=== EXERCISE DESCRIPTION ===
Would you print the whole listing again, exactly?
[Opening EXTRACTED DATA section]
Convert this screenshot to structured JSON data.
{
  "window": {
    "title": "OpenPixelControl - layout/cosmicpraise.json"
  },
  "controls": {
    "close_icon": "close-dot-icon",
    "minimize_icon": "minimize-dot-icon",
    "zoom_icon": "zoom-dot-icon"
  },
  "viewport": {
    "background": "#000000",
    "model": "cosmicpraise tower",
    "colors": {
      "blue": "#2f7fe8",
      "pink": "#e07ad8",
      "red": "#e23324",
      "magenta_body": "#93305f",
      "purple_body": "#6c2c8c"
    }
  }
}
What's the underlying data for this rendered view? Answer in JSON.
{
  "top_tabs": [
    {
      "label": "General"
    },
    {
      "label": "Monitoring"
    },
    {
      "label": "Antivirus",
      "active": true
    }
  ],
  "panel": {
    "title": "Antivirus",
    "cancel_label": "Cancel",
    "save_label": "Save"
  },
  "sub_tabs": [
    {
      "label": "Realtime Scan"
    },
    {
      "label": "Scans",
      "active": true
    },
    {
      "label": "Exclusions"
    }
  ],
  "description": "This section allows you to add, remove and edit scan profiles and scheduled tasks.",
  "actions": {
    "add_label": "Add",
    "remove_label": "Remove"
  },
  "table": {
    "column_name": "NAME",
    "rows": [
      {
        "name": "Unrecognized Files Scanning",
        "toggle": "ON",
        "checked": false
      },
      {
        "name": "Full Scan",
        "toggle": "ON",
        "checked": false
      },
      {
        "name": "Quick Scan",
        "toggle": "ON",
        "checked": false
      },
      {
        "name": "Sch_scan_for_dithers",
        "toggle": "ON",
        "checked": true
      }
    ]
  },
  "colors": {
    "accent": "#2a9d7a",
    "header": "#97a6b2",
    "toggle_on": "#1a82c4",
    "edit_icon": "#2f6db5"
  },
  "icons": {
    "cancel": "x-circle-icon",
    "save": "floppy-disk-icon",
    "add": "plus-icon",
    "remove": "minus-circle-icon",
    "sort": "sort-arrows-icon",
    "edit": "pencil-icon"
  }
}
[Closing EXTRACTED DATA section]
=== WRITTEN ANSWER ===
Convert this screenshot to structured JSON data.
{
  "window": {
    "title": "OpenPixelControl - layout/cosmicpraise.json"
  },
  "controls": {
    "close_icon": "close-dot-icon",
    "minimize_icon": "minimize-dot-icon",
    "zoom_icon": "zoom-dot-icon"
  },
  "viewport": {
    "background": "#000000",
    "model": "cosmicpraise tower",
    "colors": {
      "blue": "#2f7fe8",
      "pink": "#e07ad8",
      "red": "#e23324",
      "magenta_body": "#93305f",
      "purple_body": "#6c2c8c"
    }
  }
}
What's the underlying data for this rendered view? Answer in JSON.
{
  "top_tabs": [
    {
      "label": "General"
    },
    {
      "label": "Monitoring"
    },
    {
      "label": "Antivirus",
      "active": true
    }
  ],
  "panel": {
    "title": "Antivirus",
    "cancel_label": "Cancel",
    "save_label": "Save"
  },
  "sub_tabs": [
    {
      "label": "Realtime Scan"
    },
    {
      "label": "Scans",
      "active": true
    },
    {
      "label": "Exclusions"
    }
  ],
  "description": "This section allows you to add, remove and edit scan profiles and scheduled tasks.",
  "actions": {
    "add_label": "Add",
    "remove_label": "Remove"
  },
  "table": {
    "column_name": "NAME",
    "rows": [
      {
        "name": "Unrecognized Files Scanning",
        "toggle": "ON",
        "checked": false
      },
      {
        "name": "Full Scan",
        "toggle": "ON",
        "checked": false
      },
      {
        "name": "Quick Scan",
        "toggle": "ON",
        "checked": false
      },
      {
        "name": "Sch_scan_for_dithers",
        "toggle": "ON",
        "checked": true
      }
    ]
  },
  "colors": {
    "accent": "#2a9d7a",
    "header": "#97a6b2",
    "toggle_on": "#1a82c4",
    "edit_icon": "#2f6db5"
  },
  "icons": {
    "cancel": "x-circle-icon",
    "save": "floppy-disk-icon",
    "add": "plus-icon",
    "remove": "minus-circle-icon",
    "sort": "sort-arrows-icon",
    "edit": "pencil-icon"
  }
}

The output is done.